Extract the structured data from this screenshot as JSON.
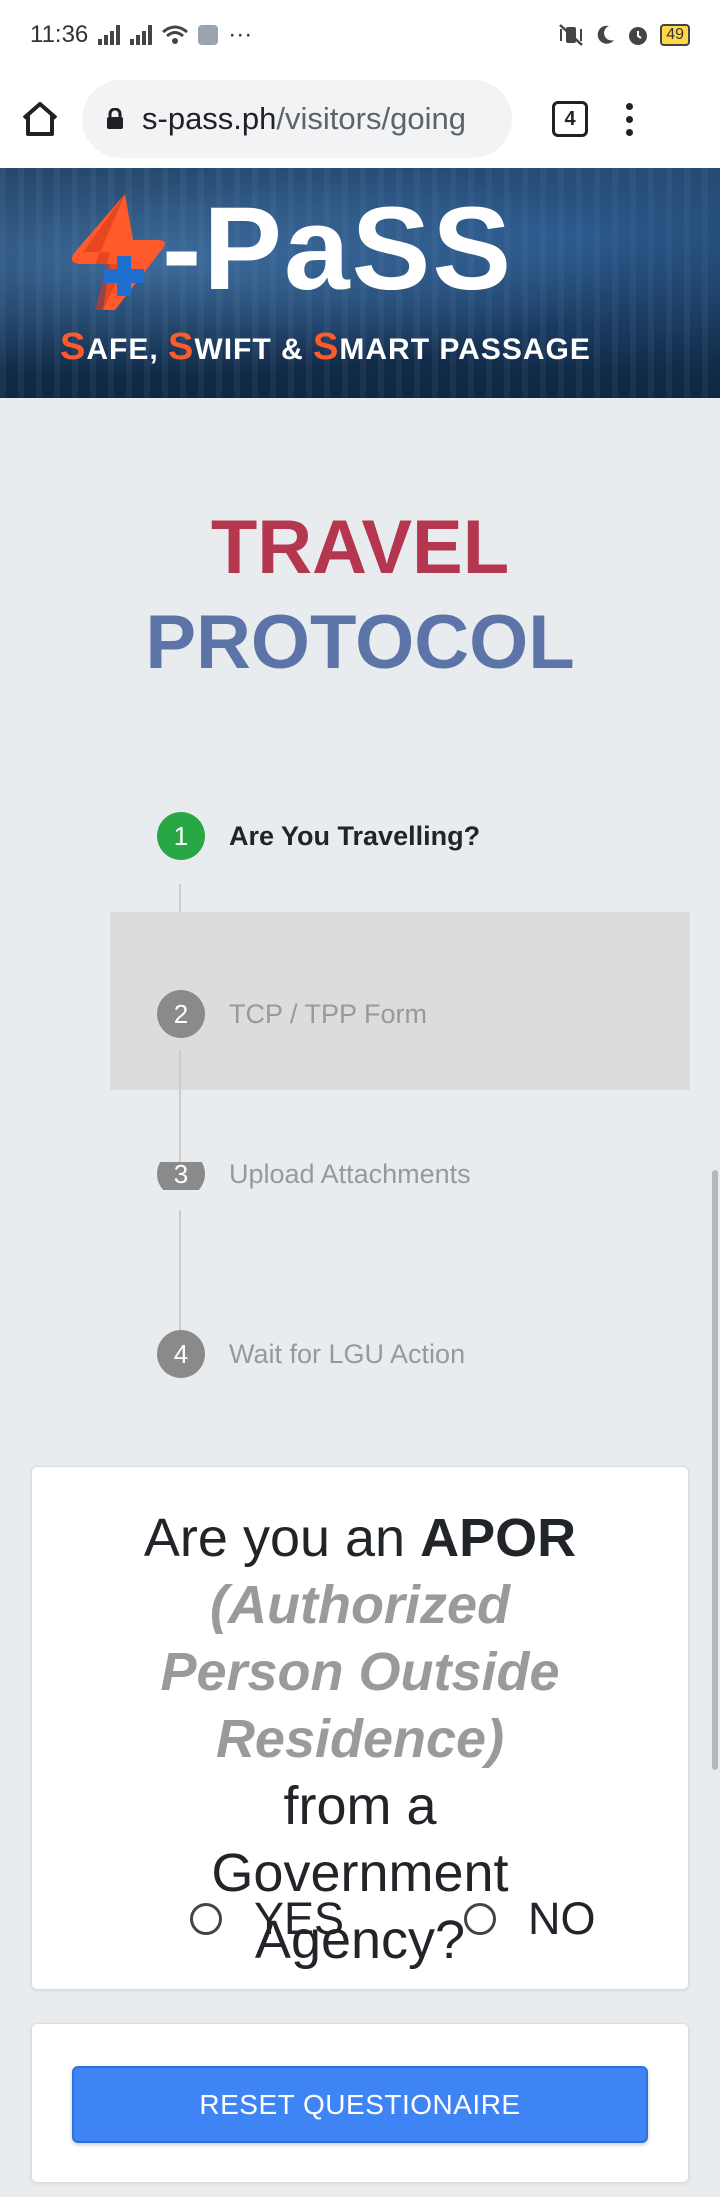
{
  "status_bar": {
    "time": "11:36",
    "extra": "···",
    "battery": "49"
  },
  "browser": {
    "url_domain": "s-pass.ph",
    "url_path": "/visitors/going",
    "tab_count": "4"
  },
  "banner": {
    "title": "-PaSS",
    "tagline": [
      {
        "text": "S",
        "accent": true
      },
      {
        "text": "AFE, ",
        "accent": false
      },
      {
        "text": "S",
        "accent": true
      },
      {
        "text": "WIFT & ",
        "accent": false
      },
      {
        "text": "S",
        "accent": true
      },
      {
        "text": "MART PASSAGE",
        "accent": false
      }
    ]
  },
  "heading": {
    "line1": "TRAVEL",
    "line2": "PROTOCOL"
  },
  "stepper": {
    "steps": [
      {
        "number": "1",
        "label": "Are You Travelling?"
      },
      {
        "number": "2",
        "label": "TCP / TPP Form"
      },
      {
        "number": "3",
        "label": "Upload Attachments"
      },
      {
        "number": "4",
        "label": "Wait for LGU Action"
      }
    ]
  },
  "question": {
    "part1": "Are you an ",
    "part2": "APOR",
    "part3": "(Authorized Person Outside Residence)",
    "part4": "from a Government Agency?",
    "options": [
      "YES",
      "NO"
    ]
  },
  "reset_button": "RESET QUESTIONAIRE",
  "colors": {
    "travel_red": "#b5374f",
    "protocol_blue": "#5d74a8",
    "step_active_green": "#28a745",
    "step_inactive_gray": "#8a8a8a",
    "button_blue": "#3f84f5",
    "logo_orange": "#ff5a2c"
  }
}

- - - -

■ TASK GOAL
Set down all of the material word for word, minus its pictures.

■ OUTPUT BELOW
Extract the structured data from this screenshot as JSON.
{
  "status_bar": {
    "time": "11:36",
    "extra": "···",
    "battery": "49"
  },
  "browser": {
    "url_domain": "s-pass.ph",
    "url_path": "/visitors/going",
    "tab_count": "4"
  },
  "banner": {
    "title": "-PaSS",
    "tagline": [
      {
        "text": "S",
        "accent": true
      },
      {
        "text": "AFE, ",
        "accent": false
      },
      {
        "text": "S",
        "accent": true
      },
      {
        "text": "WIFT & ",
        "accent": false
      },
      {
        "text": "S",
        "accent": true
      },
      {
        "text": "MART PASSAGE",
        "accent": false
      }
    ]
  },
  "heading": {
    "line1": "TRAVEL",
    "line2": "PROTOCOL"
  },
  "stepper": {
    "steps": [
      {
        "number": "1",
        "label": "Are You Travelling?"
      },
      {
        "number": "2",
        "label": "TCP / TPP Form"
      },
      {
        "number": "3",
        "label": "Upload Attachments"
      },
      {
        "number": "4",
        "label": "Wait for LGU Action"
      }
    ]
  },
  "question": {
    "part1": "Are you an ",
    "part2": "APOR",
    "part3": "(Authorized Person Outside Residence)",
    "part4": "from a Government Agency?",
    "options": [
      "YES",
      "NO"
    ]
  },
  "reset_button": "RESET QUESTIONAIRE",
  "colors": {
    "travel_red": "#b5374f",
    "protocol_blue": "#5d74a8",
    "step_active_green": "#28a745",
    "step_inactive_gray": "#8a8a8a",
    "button_blue": "#3f84f5",
    "logo_orange": "#ff5a2c"
  }
}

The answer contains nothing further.